**TASK PROMPT:** Exactly as given, reproduce the records in full.
**** ENTRIES PROVIDED ****
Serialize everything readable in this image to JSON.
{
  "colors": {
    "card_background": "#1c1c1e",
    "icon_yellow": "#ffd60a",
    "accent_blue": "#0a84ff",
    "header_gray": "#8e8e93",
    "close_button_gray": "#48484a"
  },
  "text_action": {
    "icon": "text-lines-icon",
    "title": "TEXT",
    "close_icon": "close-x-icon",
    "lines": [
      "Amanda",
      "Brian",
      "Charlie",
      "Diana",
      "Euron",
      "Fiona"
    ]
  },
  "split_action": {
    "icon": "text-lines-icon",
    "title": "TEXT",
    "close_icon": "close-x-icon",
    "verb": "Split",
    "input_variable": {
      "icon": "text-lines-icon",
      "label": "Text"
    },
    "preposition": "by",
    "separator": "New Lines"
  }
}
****
**FINISHED EXERCISE:**
Serialize everything readable in this image to JSON.
{
  "colors": {
    "card_background": "#1c1c1e",
    "icon_yellow": "#ffd60a",
    "accent_blue": "#0a84ff",
    "header_gray": "#8e8e93",
    "close_button_gray": "#48484a"
  },
  "text_action": {
    "icon": "text-lines-icon",
    "title": "TEXT",
    "close_icon": "close-x-icon",
    "lines": [
      "Amanda",
      "Brian",
      "Charlie",
      "Diana",
      "Euron",
      "Fiona"
    ]
  },
  "split_action": {
    "icon": "text-lines-icon",
    "title": "TEXT",
    "close_icon": "close-x-icon",
    "verb": "Split",
    "input_variable": {
      "icon": "text-lines-icon",
      "label": "Text"
    },
    "preposition": "by",
    "separator": "New Lines"
  }
}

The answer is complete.